Well, we’ve made it folks. We’ve gone past the halfway point of 2020, and now we’re stepping into earnings season territory. This is the quarter that every economist, analyst, strategist, and all the other -ists have been dreading, yet almost everyone has been expecting. That’s because this earnings season will reflect the full impact of the shutdowns as well as the slow reopening’s effect on companies and the steps they’ve taken to weather the storm. As you’d expect, nearly all companies in the S&P 500 have seen significant downside revisions to their second quarter estimates to factor in the pandemic. On an aggregate level, FactSet is estimating a year-over-year earnings decline of -44.6% for companies in the S&P. However, much of the narrative remains the same as our first quarter earnings review. Which is that this earnings season will again have less emphasis on “earnings” and more on “liquidity”. Which companies are financially stable enough to weather through the volatility and hardships of the current recession?
And that brings us to the first sector that reported this week, which also happens to have one of the most informative reports regarding the health of our economy: banks. Especially during times of economic distress, the quarterly reports from banks can tell us a lot, from the health of the consumer to the stability of our financial system.
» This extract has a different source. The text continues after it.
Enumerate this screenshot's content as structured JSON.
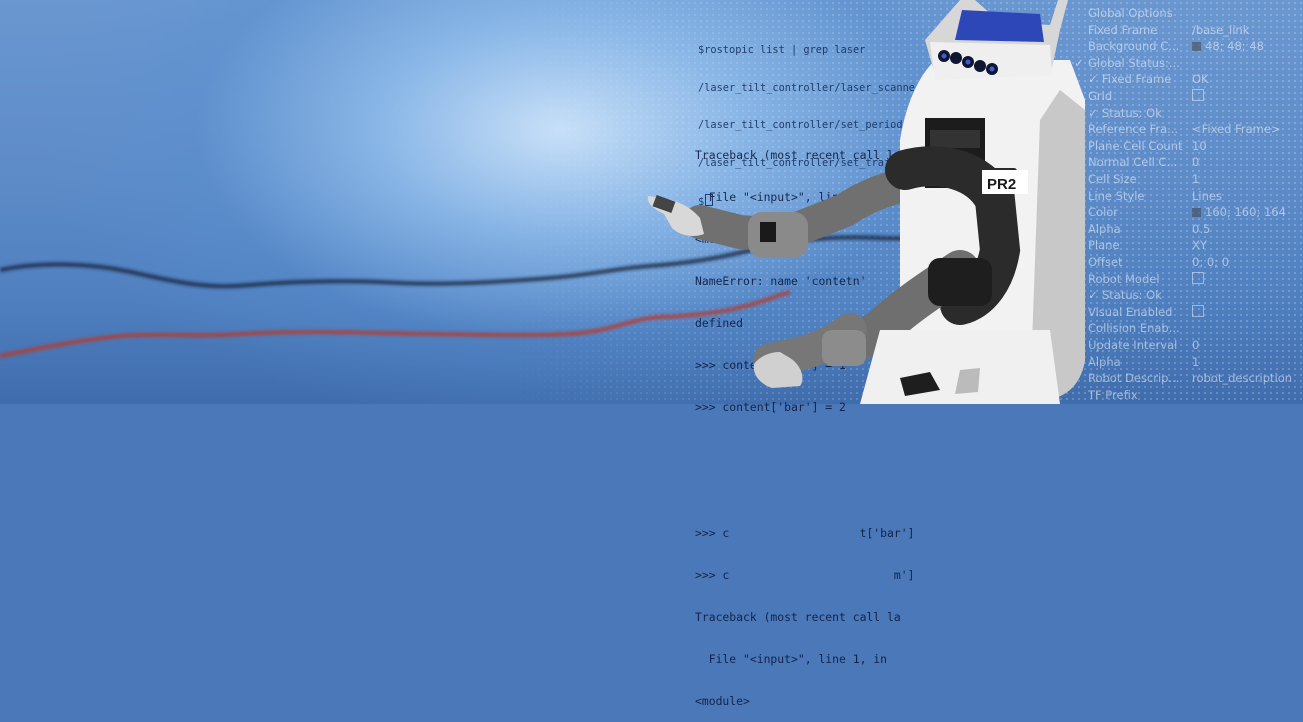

Before we get into the reports, let’s address how the banks fared in sustaining their capital requirements. Last month we received data from the Fed’s Stress Test that indicated many banks could remain well-capitalized in even the harshest shocks to the economy going forward. This Stress Test included a sensitivity analysis based on three downside scenarios that could result from the coronavirus: a quick reversal (V-shaped), an extended recession (U-shaped), and a double-dip recession (W-shaped). The Fed found in all three scenarios that most banks remained above their minimum capital requirement of 4.5%. On an aggregate level, the V-, U- and W-shaped scenarios maintained a minimum capital requirement of 9.5%, 8.1% and 7.7%, respectively. Thus, compared to the Global Financial Crisis, our banks have a much stronger foundation to support the financial system throughout the current crisis.
Now, let’s dive into bank’s week. At first glance, if you were to look at the year-over-year earnings growth of the top financial institutions in the first and second quarter of this year, you’d likely be very surprised to see the high double digit negative numbers. Don’t fret. These numbers are largely inflated by an expense called loan loss provisions. The purpose of this expense is in the name, such that banks can set aside a certain amount of cash during each quarter to finance potential loan defaults from borrowers. Loan loss provisions are recorded on a quarterly basis and either add or subtract to the total loan loss reserves recorded on the bank’s balance sheet. Tracking loan loss provisions can be a powerful gauge for how the banks view the health of the consumer and the economy in the short term, especially during a recession. Over the second quarter, many of the large banks sharply increased their provisions, and some even surpassed their peak levels in ’08. JPMorgan set aside an additional $10.47 billion in loan loss provisions, Citigroup set aside $7.9 billion, Bank of America set aside $4.8 billion, and Wells Fargo set aside $9.5 billion.
Another number that goes hand-in-hand with the loan loss provisions is something called the charge-off rate. A “charge-off” refers to debt that is unlikely to be recovered, and is deducted from the overall loan loss reserves. The charge-off rate is a percentage based on the amounts of loans expected to default (also known as “bad” loans) divided by the total amount of loans outstanding. Thus, the higher the charge-off rate, the higher the number of defaults. In the past 3 recessions, the charge-off rate on all commercial and industrial loans grew at a gradual pace during the recession and typically peaked 1-2 quarters into the beginning stages of the recovery (as shown in the graph below). Charge-off rates for consumer loans also illustrated the same trend.
This goes to show that companies with high, unsustainable leverage don’t have favor in recessions, and that trend of defaults could continue for months and quarters after the recession is over. That’s why it’s so important that we incorporate high quality companies with healthy balance sheets into our screen, especially for times like these when the risks are high.
Also, if you haven’t signed up yet, Part 3 of our Portfolio Construction Series titled Growing Our Wealth is in two weeks on Wednesday, 7/29. This section will comprise of the importance of equities in a long-term growth strategy as well as Apriem’s approach to investing in this asset class. If you have yet to sign up, we have two sessions available: one at 11am PST (link to RSVP) and another at 4pm PST (link to RSVP).
In addition, if you missed Part 2 of our Portfolio Construction Series: Laying the Foundation for Growth, here’s a playback recording for you to watch.
As always, please don’t hesitate to reach out to your Wealth Manager, or anyone else on the team, with any questions you may have. Stay safe everyone!